by Joe Mayhew

C-640, the Sheraton Park suite which hosted so many Disclaves as the mythically perfect Con Suite, seemed somehow back with us at this year's Disclave. Last year I moved the con suite from the two small rooms under a rain-dripping ledge, bleak and uninviting - no place to talk or sit down, down into the bunker or "Discave" (as I renamed the Exhibition center one drowsy sign-making night). It looked good, the electrician told me that the large fan in the back corner of the room was an exhaust fan that would pull the air conditioning into it. As it turned out, the fan was a blower and not a sucker and despite Evan's well positioned fans, it was still too hot to make the suite a great success. So we moved the con suite out to the section just beyond the wall. Perhaps more people got the idea that, with our rented furniture, extended hours and nice nosh, not to mention Evan's mad shoshi - the paper playhouse to end all paper playhouses, complete with starlight panel and his curious fountain, with all that and more, they got the idea that the con suite was the place to be. With George Kochell cartooning, doing portraits, Ray Ridenour doing a Ray-In, and everything from hot funnel cake to fresh strawberries, Even the myth of of C-640 had to pale. It took two years but It was great! Evan Phillips and his faithful indian scouts did a damn fine job.

This year I built the program, some have accused me of over-programming. To which I reply: don't go to it all, just what you think you might enjoy. Chris Callahan made it work after I dreamed it up. She and her band of merry folk saw to it that it got on and off on time, that the participants had the opportunity to know what was going on, and kept my 6-ring circus rolling. Despite the odd location (10th floor parlours) the Author's Readings were successful. They were put up there and out of the way os that empty-headed wanderers would not disturb them. The discussion room and the publisher's presentations worked rather well, despite the logistical problems of the room set-up, microphones, and the novelty of the ideas. The track of storytelling did not go well because it was too early. It would have done much better on Saturday or Sunday. My Brother Bill got some very fine professional quality storytellers to come, but insisted on a Friday schedule, because of their other commitments.
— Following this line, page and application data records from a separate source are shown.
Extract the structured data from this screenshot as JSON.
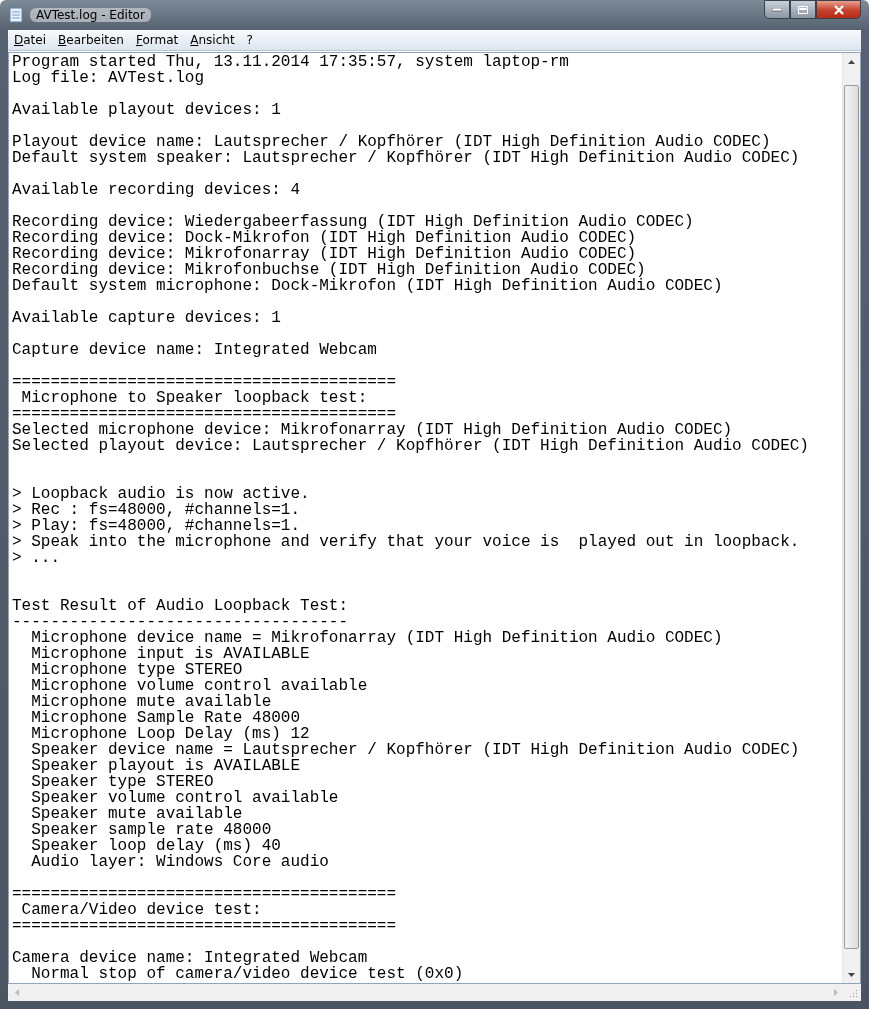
{
  "window": {
    "title": "AVTest.log - Editor"
  },
  "menu": [
    "Datei",
    "Bearbeiten",
    "Format",
    "Ansicht",
    "?"
  ],
  "sections": [
    {
      "paragraphs": [
        [
          "Program started Thu, 13.11.2014 17:35:57, system laptop-rm",
          "Log file: AVTest.log"
        ],
        [
          "Available playout devices: 1"
        ],
        [
          "Playout device name: Lautsprecher / Kopfhörer (IDT High Definition Audio CODEC)",
          "Default system speaker: Lautsprecher / Kopfhörer (IDT High Definition Audio CODEC)"
        ],
        [
          "Available recording devices: 4"
        ],
        [
          "Recording device: Wiedergabeerfassung (IDT High Definition Audio CODEC)",
          "Recording device: Dock-Mikrofon (IDT High Definition Audio CODEC)",
          "Recording device: Mikrofonarray (IDT High Definition Audio CODEC)",
          "Recording device: Mikrofonbuchse (IDT High Definition Audio CODEC)",
          "Default system microphone: Dock-Mikrofon (IDT High Definition Audio CODEC)"
        ],
        [
          "Available capture devices: 1"
        ],
        [
          "Capture device name: Integrated Webcam"
        ],
        [
          "========================================",
          " Microphone to Speaker loopback test:",
          "========================================",
          "Selected microphone device: Mikrofonarray (IDT High Definition Audio CODEC)",
          "Selected playout device: Lautsprecher / Kopfhörer (IDT High Definition Audio CODEC)"
        ]
      ]
    },
    {
      "paragraphs": [
        [
          "> Loopback audio is now active.",
          "> Rec : fs=48000, #channels=1.",
          "> Play: fs=48000, #channels=1.",
          "> Speak into the microphone and verify that your voice is  played out in loopback.",
          "> ..."
        ]
      ]
    },
    {
      "paragraphs": [
        [
          "Test Result of Audio Loopback Test:",
          "-----------------------------------",
          "  Microphone device name = Mikrofonarray (IDT High Definition Audio CODEC)",
          "  Microphone input is AVAILABLE",
          "  Microphone type STEREO",
          "  Microphone volume control available",
          "  Microphone mute available",
          "  Microphone Sample Rate 48000",
          "  Microphone Loop Delay (ms) 12",
          "  Speaker device name = Lautsprecher / Kopfhörer (IDT High Definition Audio CODEC)",
          "  Speaker playout is AVAILABLE",
          "  Speaker type STEREO",
          "  Speaker volume control available",
          "  Speaker mute available",
          "  Speaker sample rate 48000",
          "  Speaker loop delay (ms) 40",
          "  Audio layer: Windows Core audio"
        ],
        [
          "========================================",
          " Camera/Video device test:",
          "========================================"
        ],
        [
          "Camera device name: Integrated Webcam",
          "  Normal stop of camera/video device test (0x0)"
        ]
      ]
    }
  ]
}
There was too much said about the music selection at the Senior Prom. The salient point seemed that a "senior prom" seemed to many people to be a formal affair for dancing. Lote of fen went to a great bother getting formals etc, and then found the new-wave music didn't dance. Some got vocal and hostile, others just boogied their heart out, because they liked the music. I noticed that most of the steady dancers were informally dressed. The Formal dance does a lot of good, dressing UP helps the hotel cope. I think the should continue, but that the music be primarily DANCE music, mindless joy, strong moving rhythm, not LISTENING music. We had much the same problem with the DJ the previous year. Perhaps Dave Axler would do better at an informal dance, or as a radio DJ. Nevertheless, Terry Sheehan should be praised for a well-mounted and successful Prom.

There were an increasing number of badgeless hangers-on at Disclave this year. Next year It would be better to have door-guards to check badges and to have the hotel encourage people not to park their Gypsy caravans in the lobby.

Someone else can tell the rest of the story and thank those who made DISCLAVE'88 the success it was. Perhaps that's Tom Schaad's Job, then again, as DISCLAVE is WSFA's party for its friends, we all ought to thank Tom for the patient and intelligent management of it which found so many of the right people for the right jobs.